Guys, this show is dark. Unbelievably dark. It’s also incredibly well-crafted, superbly acted, gorgeously shot, and almost ridiculously well-edited. It’s almost absurd how good it is. This is a limited series from HBO, adapted from Gillian Flynn’s novel of the same name. She’s the dark and twisty mind that brought us Gone Girl and her preferred themes of toxic relationships, the dark side of the female experience, and the damage people can do to one another and themselves are on full display. I imagine watching this may be a gendered experience because there are certain lines and shots that absolutely knock me sideways and don’t quite land on Jeff in the same way, but he’s equally obsessed. This is a show about female rage, female generational violence, female evil–it leans into tropes and stereotypes and then twists them, or takes them to dark conclusions. Mother love isn’t all it’s cracked up to be, the societal pressures to look pretty and not be a bother can be lethal, and pristine packaging can hide some pretty devastating rot.

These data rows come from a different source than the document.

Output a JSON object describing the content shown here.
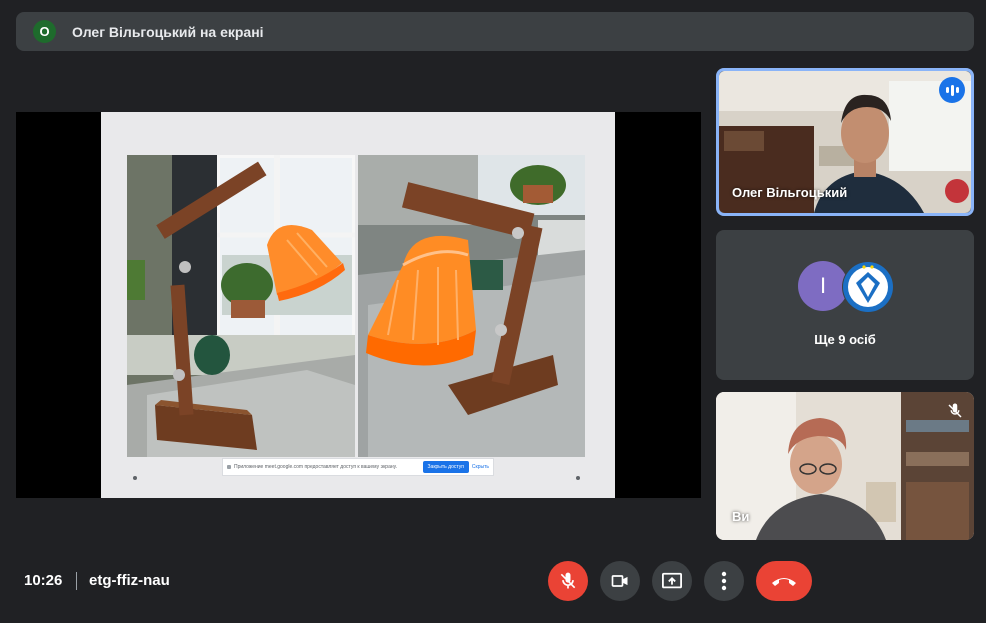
{
  "presenter_bar": {
    "avatar_letter": "О",
    "title": "Олег Вільгоцький на екрані"
  },
  "slide": {
    "share_message": "Приложение meet.google.com предоставляет доступ к вашему экрану.",
    "stop_label": "Закрыть доступ",
    "hide_label": "Скрыть"
  },
  "tiles": {
    "active_speaker_name": "Олег Вільгоцький",
    "others_avatar_letter": "І",
    "others_count_label": "Ще 9 осіб",
    "self_label": "Ви"
  },
  "bottom": {
    "time": "10:26",
    "meeting_code": "etg-ffiz-nau"
  },
  "colors": {
    "background": "#202124",
    "surface": "#3c4043",
    "accent_blue": "#1a73e8",
    "active_outline": "#8ab4f8",
    "danger_red": "#ea4335",
    "presenter_avatar": "#1e6b2c",
    "avatar_purple": "#7e6cc2"
  },
  "icons": {
    "mic": "mic-off-icon",
    "camera": "videocam-icon",
    "present": "present-to-all-icon",
    "more": "more-vert-icon",
    "hangup": "call-end-icon",
    "speaking": "speaking-indicator-icon",
    "muted": "mic-off-icon"
  }
}
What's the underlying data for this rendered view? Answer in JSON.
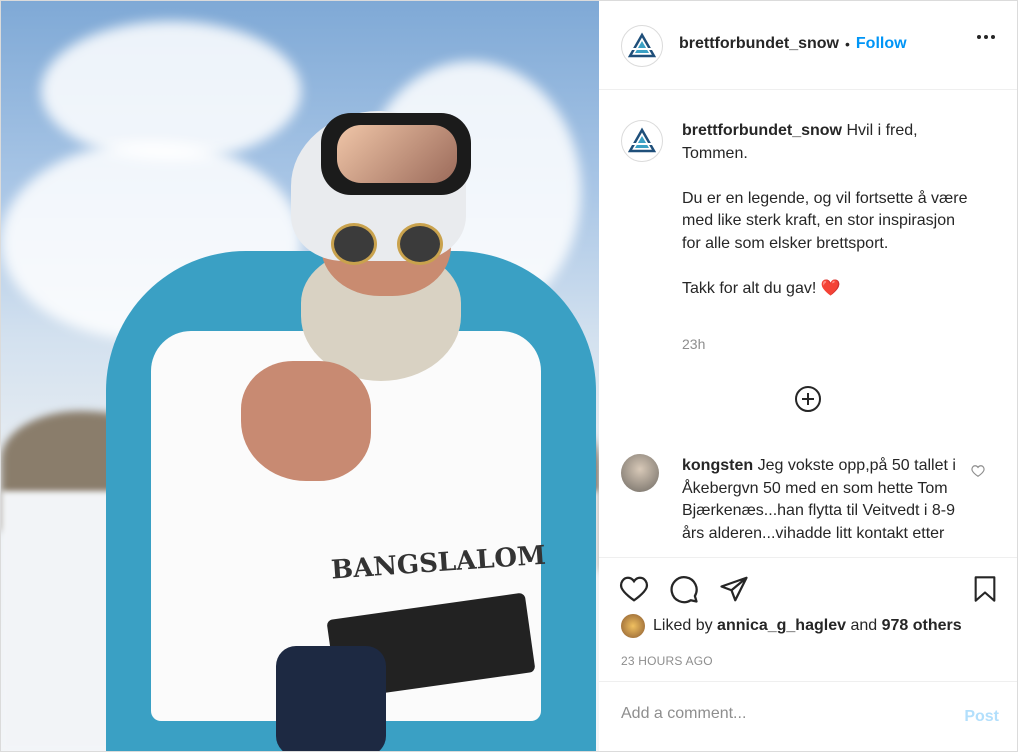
{
  "header": {
    "username": "brettforbundet_snow",
    "separator": "•",
    "follow_label": "Follow"
  },
  "caption": {
    "username": "brettforbundet_snow",
    "text": "Hvil i fred,\nTommen.\n\nDu er en legende, og vil fortsette å være med like sterk kraft, en stor inspirasjon for alle som elsker brettsport.\n\nTakk for alt du gav! ❤️",
    "time": "23h"
  },
  "photo": {
    "bib_text": "BANGSLALOM"
  },
  "comments": [
    {
      "username": "kongsten",
      "text": "Jeg vokste opp,på 50 tallet i Åkebergvn 50 med en som hette Tom Bjærkenæs...han flytta til Veitvedt i 8-9 års alderen...vihadde litt kontakt etter"
    }
  ],
  "likes": {
    "user": "annica_g_haglev",
    "connector": "and",
    "others": "978 others",
    "prefix": "Liked by"
  },
  "post_time": "23 HOURS AGO",
  "add_comment": {
    "placeholder": "Add a comment...",
    "post_label": "Post"
  },
  "colors": {
    "accent": "#0095f6",
    "heart": "#ed4956",
    "jacket": "#3aa0c4"
  }
}
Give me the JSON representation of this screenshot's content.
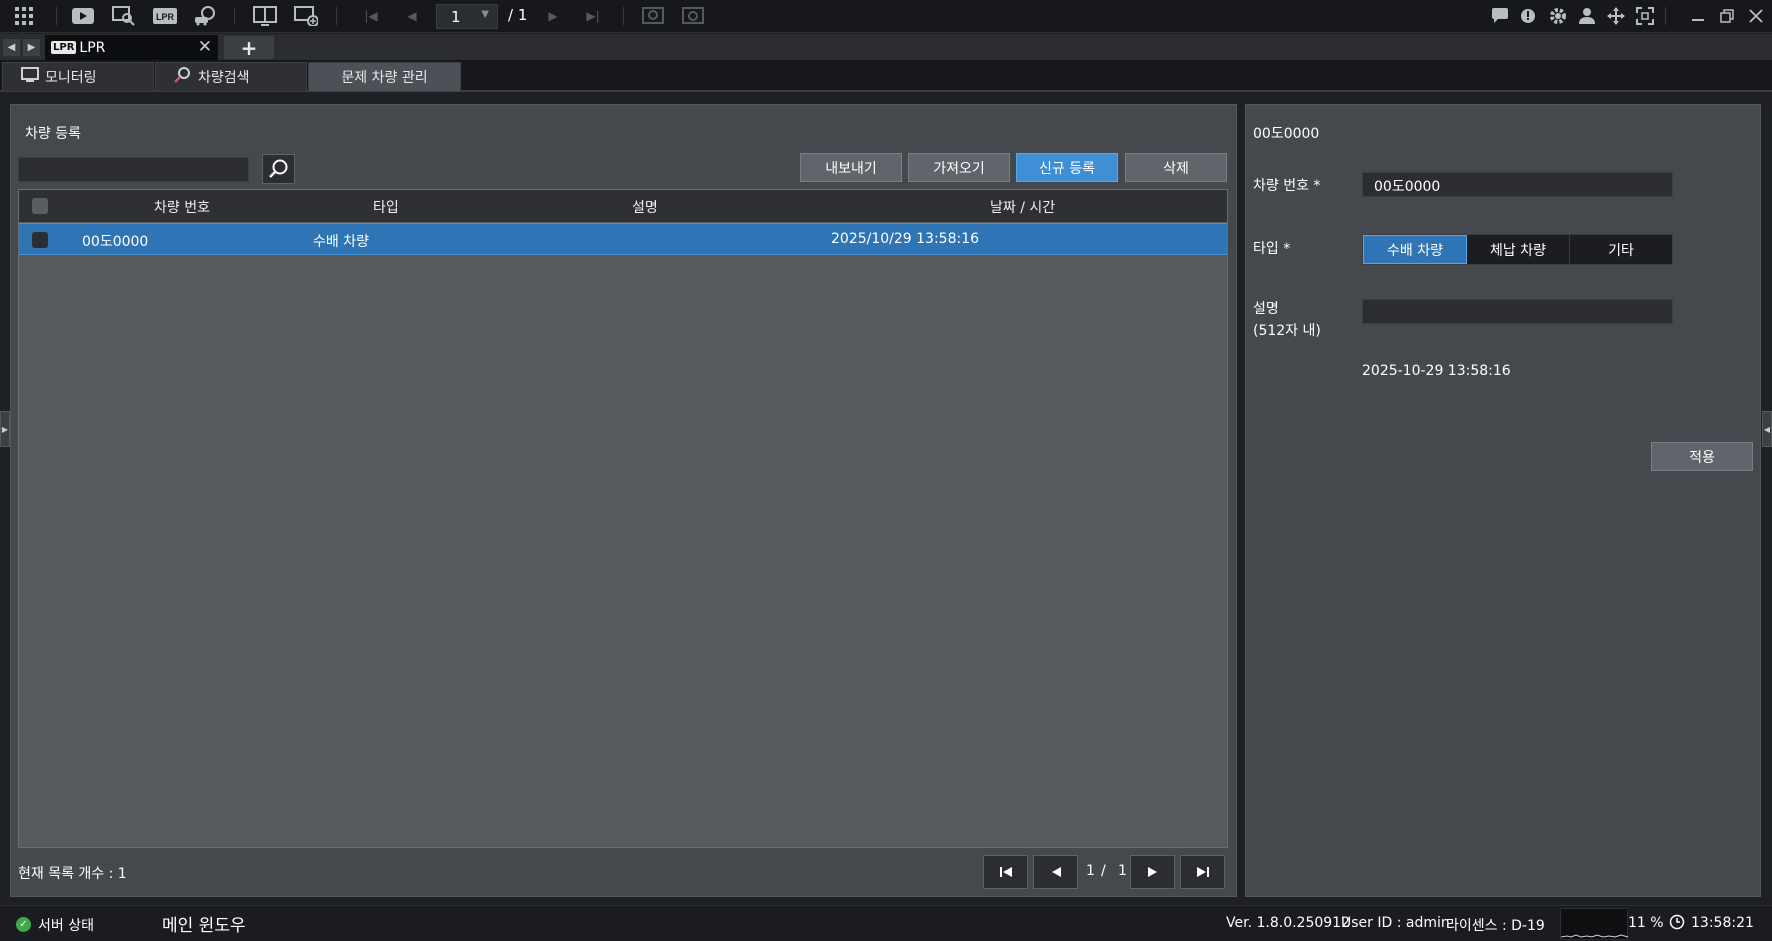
{
  "toolbar": {
    "page_current": "1",
    "page_total": "/ 1"
  },
  "doc_tab": {
    "badge": "LPR",
    "title": "LPR",
    "close": "✕",
    "add": "+"
  },
  "subtabs": [
    {
      "label": "모니터링",
      "icon": "monitor-icon"
    },
    {
      "label": "차량검색",
      "icon": "search-car-icon"
    },
    {
      "label": "문제 차량 관리",
      "active": true
    }
  ],
  "left": {
    "title": "차량 등록",
    "search_placeholder": "",
    "buttons": {
      "export": "내보내기",
      "import": "가져오기",
      "new": "신규 등록",
      "delete": "삭제"
    },
    "columns": [
      "차량 번호",
      "타입",
      "설명",
      "날짜 / 시간"
    ],
    "rows": [
      {
        "plate": "00도0000",
        "type": "수배 차량",
        "desc": "",
        "datetime": "2025/10/29 13:58:16",
        "selected": true
      }
    ],
    "count_label": "현재 목록 개수 : 1",
    "pager": {
      "current": "1",
      "sep": "/",
      "total": "1"
    }
  },
  "right": {
    "header": "00도0000",
    "plate_label": "차량 번호 *",
    "plate_value": "00도0000",
    "type_label": "타입 *",
    "type_options": [
      "수배 차량",
      "체납 차량",
      "기타"
    ],
    "type_selected": "수배 차량",
    "desc_label": "설명",
    "desc_hint": "(512자 내)",
    "desc_value": "",
    "timestamp": "2025-10-29 13:58:16",
    "apply": "적용"
  },
  "status": {
    "server": "서버 상태",
    "window": "메인 윈도우",
    "version": "Ver. 1.8.0.250912",
    "user": "User ID : admin",
    "license": "라이센스 : D-19",
    "cpu": "11 %",
    "time": "13:58:21"
  },
  "colors": {
    "accent": "#3f8fd6",
    "selection": "#2f75b5",
    "panel": "#45484d",
    "ok": "#3ea84a"
  }
}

Amy Adams does some of her best acting in the role of a journalist who returns to her hometown to cover the murder of two young girls. As she investigates, her backstory is revealed through masterful editing cuts that flit back and forth from the present to the past and weaves the narrative together and a deliberately haunting way. I personally find many aspects of the story deeply triggering and difficult to watch, but it’s so amazingly done that I can’t stop watching. I wish that limited series were more popular in the US as a medium; when they are well done, they can be film masterpieces in their own right. Hopefully this project inspires more in the future.
Rosehip, Bite Beauty
I’m still working on using up my goal lipsticks this summer, so this month Rosehip by Bite got a lot of love in aid of that target. But it’s also a beautiful, bright coral shade that’s perfect for hot weather and wears beautifully on the lips. At time of writing this is set to be the third Bite lipstick I finish off this year and were it not for the fact that I need to use up even more before I’m allowed repurchase (plus the fact that I’m now on austerity shopping measures), I’d buy another one of this shade in a heartbeat. [ETA, I finished it!]
Audrey a la Mode
I’m not sure how I discovered this YouTuber but I have really been enjoying her video and blog content. While we don’t have exactly the same style, she has such a lovely aesthetic and is clearly so thoughtful about the kind of writing and filming she does in her own instantly recognizable way. She blogs on overlapping style interests of mine, including second hand and vintage shopping, slow fashion, and thoughtful consumerism.
3 thoughts on “Five Things I Loved in August”
Just started bingeing on The Alienist — dark and scary and beautiful and set in 1865 NYC.
Sharp Objects was a toughie. There was MUCH chatter online in my industry about how she made female reporters look shitty and how we are most often shown as lazy and shitty and unethical and how annoying that is — even if “it’s only a story.”
Ooh, I watched The Alienist too and it was very darkly but visually gorgeous. Tough subject matter.
I’ve been following the SO chatter, especially when you brought it to my attention, so I get it. My own take is that Camille’s story doesn’t seem to be a story about a journalist per se as much as it is about a deeply, deeply damaged woman. But far be it from me to tell anyone that their feelings aren’t valid or correct, and goodness knows I think the media usually get journalism badly wrong.
True! But I so love period pieces.
Indeed. The larger theme — which you well addressed — is how deeply damaged women can be, and by the very people who are not meant to do that to us (i.e. mothers.)